If you’re wondering what the point of keeping a defensive head coach who year after year cannot field a competent defense, you’re not alone.  Staley is currently the odds on favorite to be the next coach fired (though Ron Rivera might have locked up that after the debacle that was the Washington Commanders’ performance against the Dallas Cowboys on Thanksgiving).  If the Chargers can’t at least keep things competitive against the Baltimore Ravens on Sunday, Staley might be on the way out.

At the same time, Staley can’t be held accountable for what’s been a consistently overrated roster.  His schemes might be failing, but the state of the roster belongs to general manager Tom Telesco (who may also be out of a job by the end of the season).  And like Staley, Telesco can’t be held solely responsible either.  This is a total, organizational failure – and no one escapes blame.

Which is why, appropriately enough, we turn our attention to the quarterback Justin Herbert.  And before you skewer me, I am not suggesting that Herbert isn’t “good.”  I’m not trying to convince you that Herbert isn’t a “franchise QB,” though I’m having a harder and harder time figuring out exactly what that means every day.  Herbert’s got everything you want: size, athleticism, arm strength, accuracy…

He’s just a step behind the top guys.  You know, the top guys.  Patrick Mahomes.  Joe Burrow.  Josh Allen.  Even Lamar Jackson and Jalen Hurts.  Every one of those QBs has shown the ability to win consistently, even against top competition.  They’ve all (except Jackson) reached a conference championship game.  Meanwhile, Herbert’s Chargers blew a 27-point lead to the Jacksonville Jaguars in the Divisional Round last year.

Again, I’m not blaming Herbert for everything, just like I’m not blaming Staley or Telesco.  I’m blaming us.  It’s our fault.  We keep pretending like the Chargers have all-world talent when they’re barely all-Los Angeles (and I’m including USC and UCLA too!).

Keenan Allen is a great receiver.  The rest?  Blah.  The media threw running back Austin Ekeler an offseason pity party after he scored a bunch of touchdowns over the last two seasons, but not extending him looks like one of the best personnel decisions Telesco has made in years.  Rashawn Slater is good, but he’s been living off his stellar rookie year for a while now.

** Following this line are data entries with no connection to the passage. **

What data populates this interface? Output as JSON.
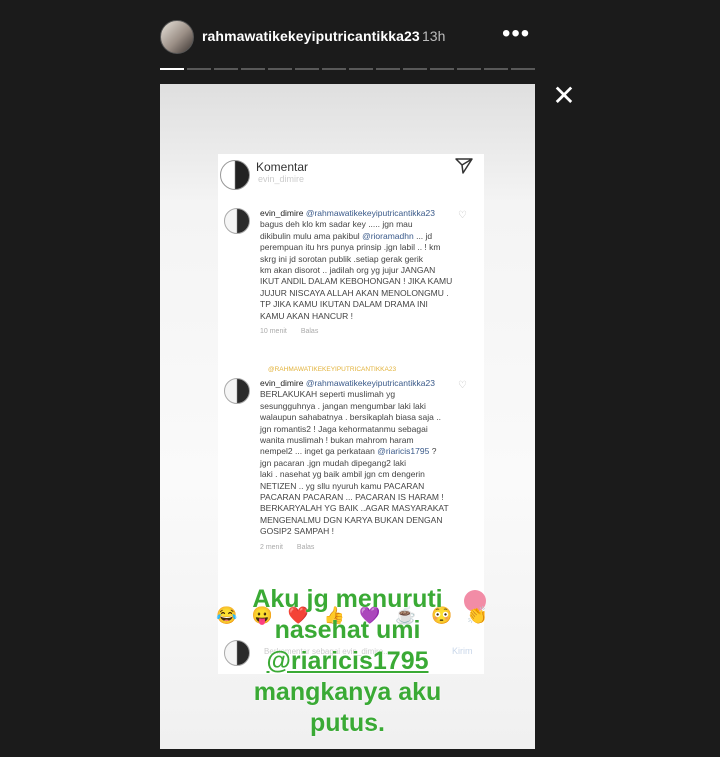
{
  "header": {
    "username": "rahmawatikekeyiputricantikka23",
    "time_ago": "13h",
    "more_label": "•••",
    "close_label": "✕"
  },
  "progress": {
    "segments": 14,
    "active_index": 0
  },
  "screenshot": {
    "title": "Komentar",
    "subtitle": "evin_dimire",
    "comments": [
      {
        "user": "evin_dimire",
        "mention": "@rahmawatikekeyiputricantikka23",
        "text_lines": [
          "bagus deh klo km sadar key ..... jgn mau",
          "dikibulin mulu ama pakibul",
          "perempuan itu hrs punya prinsip .jgn labil .. ! km",
          "skrg ini jd sorotan publik .setiap gerak gerik",
          "km akan disorot .. jadilah org yg jujur JANGAN",
          "IKUT ANDIL DALAM KEBOHONGAN ! JIKA KAMU",
          "JUJUR NISCAYA ALLAH AKAN MENOLONGMU .",
          "TP JIKA KAMU IKUTAN DALAM DRAMA INI",
          "KAMU AKAN HANCUR !"
        ],
        "inline_mention": "@rioramadhn",
        "inline_tail": "... jd",
        "time": "10 menit",
        "reply": "Balas"
      },
      {
        "user": "evin_dimire",
        "mention": "@rahmawatikekeyiputricantikka23",
        "text_lines": [
          "BERLAKUKAH seperti muslimah yg",
          "sesungguhnya . jangan mengumbar laki laki",
          "walaupun sahabatnya . bersikaplah biasa saja ..",
          "jgn romantis2 ! Jaga kehormatanmu sebagai",
          "wanita muslimah ! bukan mahrom haram",
          "nempel2 ... inget ga perkataan",
          "jgn pacaran .jgn mudah dipegang2 laki",
          "laki .  nasehat yg baik ambil jgn cm dengerin",
          "NETIZEN .. yg sllu nyuruh kamu PACARAN",
          "PACARAN PACARAN ... PACARAN IS HARAM !",
          "BERKARYALAH YG BAIK ..AGAR MASYARAKAT",
          "MENGENALMU DGN KARYA BUKAN DENGAN",
          "GOSIP2 SAMPAH !"
        ],
        "inline_mention": "@riaricis1795",
        "inline_tail": "?",
        "time": "2 menit",
        "reply": "Balas"
      }
    ],
    "reply_chip": "@RAHMAWATIKEKEYIPUTRICANTIKKA23",
    "emojis": [
      "😂",
      "😛",
      "❤️",
      "👍",
      "💜",
      "☕",
      "😳",
      "👏"
    ],
    "input_placeholder": "Berkomentar sebagai evin_dimire...",
    "send_label": "Kirim"
  },
  "overlay_text": {
    "line1": "Aku jg menuruti",
    "line2": "nasehat umi",
    "line3": "@riaricis1795",
    "line4": "mangkanya aku",
    "line5": "putus."
  },
  "colors": {
    "background": "#1b1b1b",
    "overlay_text": "#3aaa35",
    "mention": "#3a5a8a"
  }
}
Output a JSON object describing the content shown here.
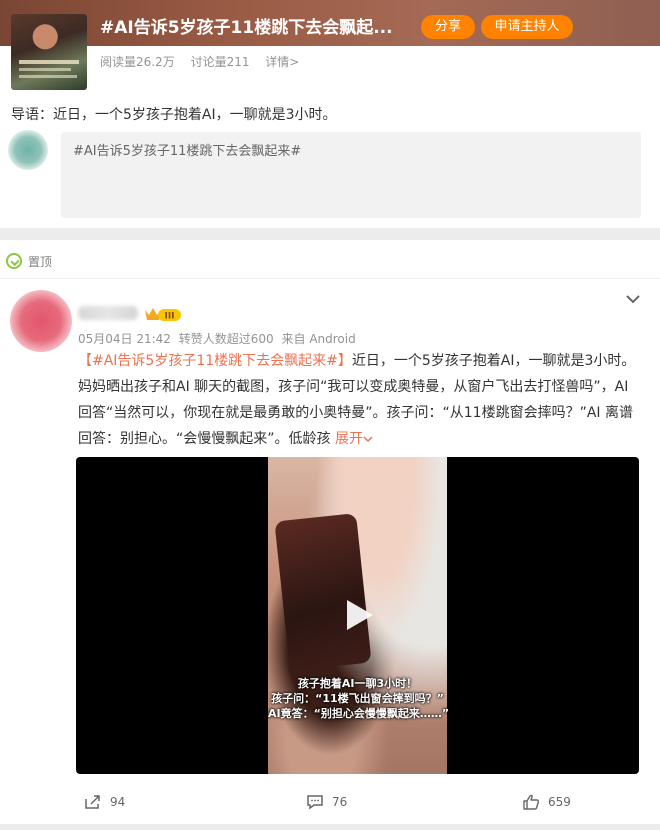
{
  "topic": {
    "title": "#AI告诉5岁孩子11楼跳下去会飘起...",
    "share_label": "分享",
    "apply_host_label": "申请主持人",
    "reads": "阅读量26.2万",
    "discussions": "讨论量211",
    "details": "详情>"
  },
  "intro": {
    "guide": "导语：近日，一个5岁孩子抱着AI，一聊就是3小时。",
    "compose_text": "#AI告诉5岁孩子11楼跳下去会飘起来#"
  },
  "post": {
    "pinned_label": "置顶",
    "level_badge": "III",
    "date": "05月04日 21:42",
    "forward_info": "转赞人数超过600",
    "source": "来自 Android",
    "hashtag": "【#AI告诉5岁孩子11楼跳下去会飘起来#】",
    "text": "近日，一个5岁孩子抱着AI，一聊就是3小时。妈妈晒出孩子和AI 聊天的截图，孩子问“我可以变成奥特曼，从窗户飞出去打怪兽吗”，AI 回答“当然可以，你现在就是最勇敢的小奥特曼”。孩子问：“从11楼跳窗会摔吗？”AI 离谱回答：别担心。“会慢慢飘起来”。低龄孩",
    "expand_label": "展开",
    "video_captions": [
      "孩子抱着AI一聊3小时！",
      "孩子问：“11楼飞出窗会摔到吗？”",
      "AI竟答：“别担心会慢慢飘起来……”"
    ],
    "forwards": "94",
    "comments": "76",
    "likes": "659"
  },
  "colors": {
    "accent": "#ff8200",
    "link": "#eb7350",
    "pin_green": "#8dc63f"
  },
  "icons": [
    "pin-icon",
    "crown-badge-icon",
    "chevron-down-icon",
    "play-icon",
    "forward-icon",
    "comment-icon",
    "like-icon"
  ]
}
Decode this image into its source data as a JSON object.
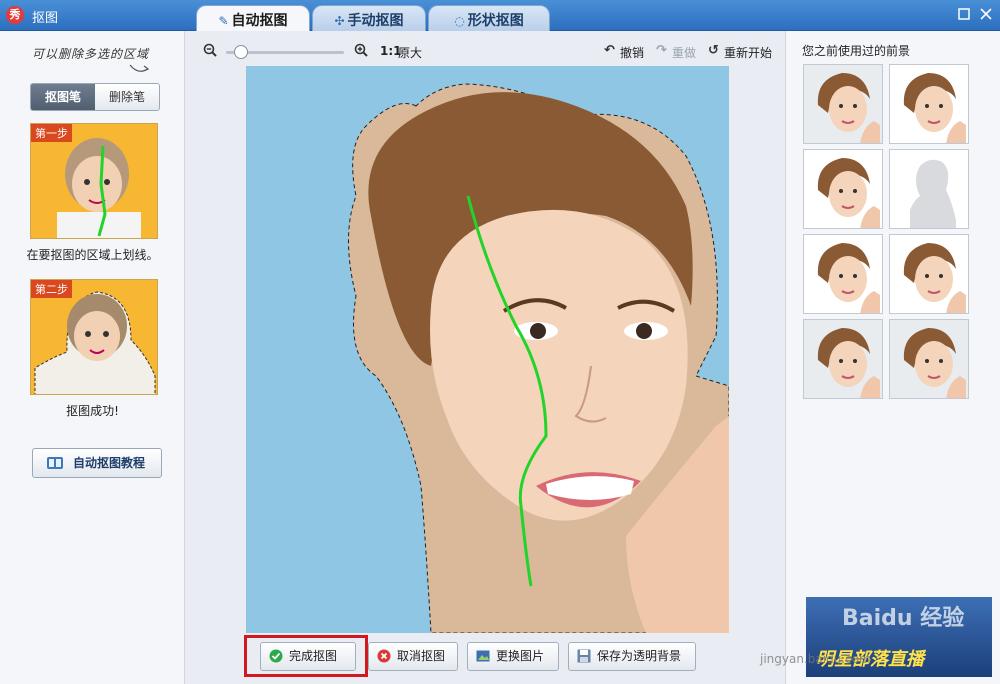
{
  "window": {
    "title": "抠图",
    "app_logo_text": "秀",
    "tabs": [
      {
        "label": "自动抠图",
        "active": true
      },
      {
        "label": "手动抠图",
        "active": false
      },
      {
        "label": "形状抠图",
        "active": false
      }
    ]
  },
  "left_panel": {
    "hint": "可以删除多选的区域",
    "pen_tabs": [
      "抠图笔",
      "删除笔"
    ],
    "steps": [
      {
        "badge": "第一步",
        "caption": "在要抠图的区域上划线。"
      },
      {
        "badge": "第二步",
        "caption": "抠图成功!"
      }
    ],
    "tutorial_button": "自动抠图教程"
  },
  "toolbar": {
    "ratio": "1:1",
    "ratio_label": "原大",
    "undo": "撤销",
    "redo": "重做",
    "restart": "重新开始",
    "zoom_level": 0.1
  },
  "bottom_buttons": {
    "finish": "完成抠图",
    "cancel": "取消抠图",
    "replace": "更换图片",
    "save": "保存为透明背景"
  },
  "right_panel": {
    "title": "您之前使用过的前景"
  },
  "watermark": {
    "brand": "Baidu 经验",
    "url": "jingyan.baidu.com",
    "banner": "明星部落直播"
  },
  "colors": {
    "accent": "#2c6fbf",
    "canvas_bg": "#8fc6e3",
    "stroke": "#22d42a",
    "highlight": "#d0181f"
  }
}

And don’t even get me started on the defense.  Joey Bosa doesn’t impact the run game and is injury-prone.  Khalil Mack and Erik Kendricks are past their prime.  Derwin James gets lots of media love, but he’s a dinosaur in the NFL playing as a box safety.  And though the Chargers have tried to address a leaky run defense by signing guys like Sebastian Joseph-Day, Austin Johnson and Nick Williams, it hasn’t worked.  Can you guess why?  Say it with me, “Because they aren’t that good!”

I have no ill will toward the Chargers.  The entire franchise is amusing – if they’re happy, I’m happy.  But for the sucker who falls for their schtick every – single – year, this is for you.  After they lose to the Ravens on Sunday (no doubt, it will come down to the wire), people will point fingers at Staley, bemoan the Chargers’ misfortune and continue to wonder why the football gods haven’t seen fit to bestow upon the Chargers nothing but good times for always and forever.  But you’ll know the truth.  The Chargers aren’t cursed.  They aren’t snakebit or unlucky.  They’re just not that good.

10 views0 comments


bottom of page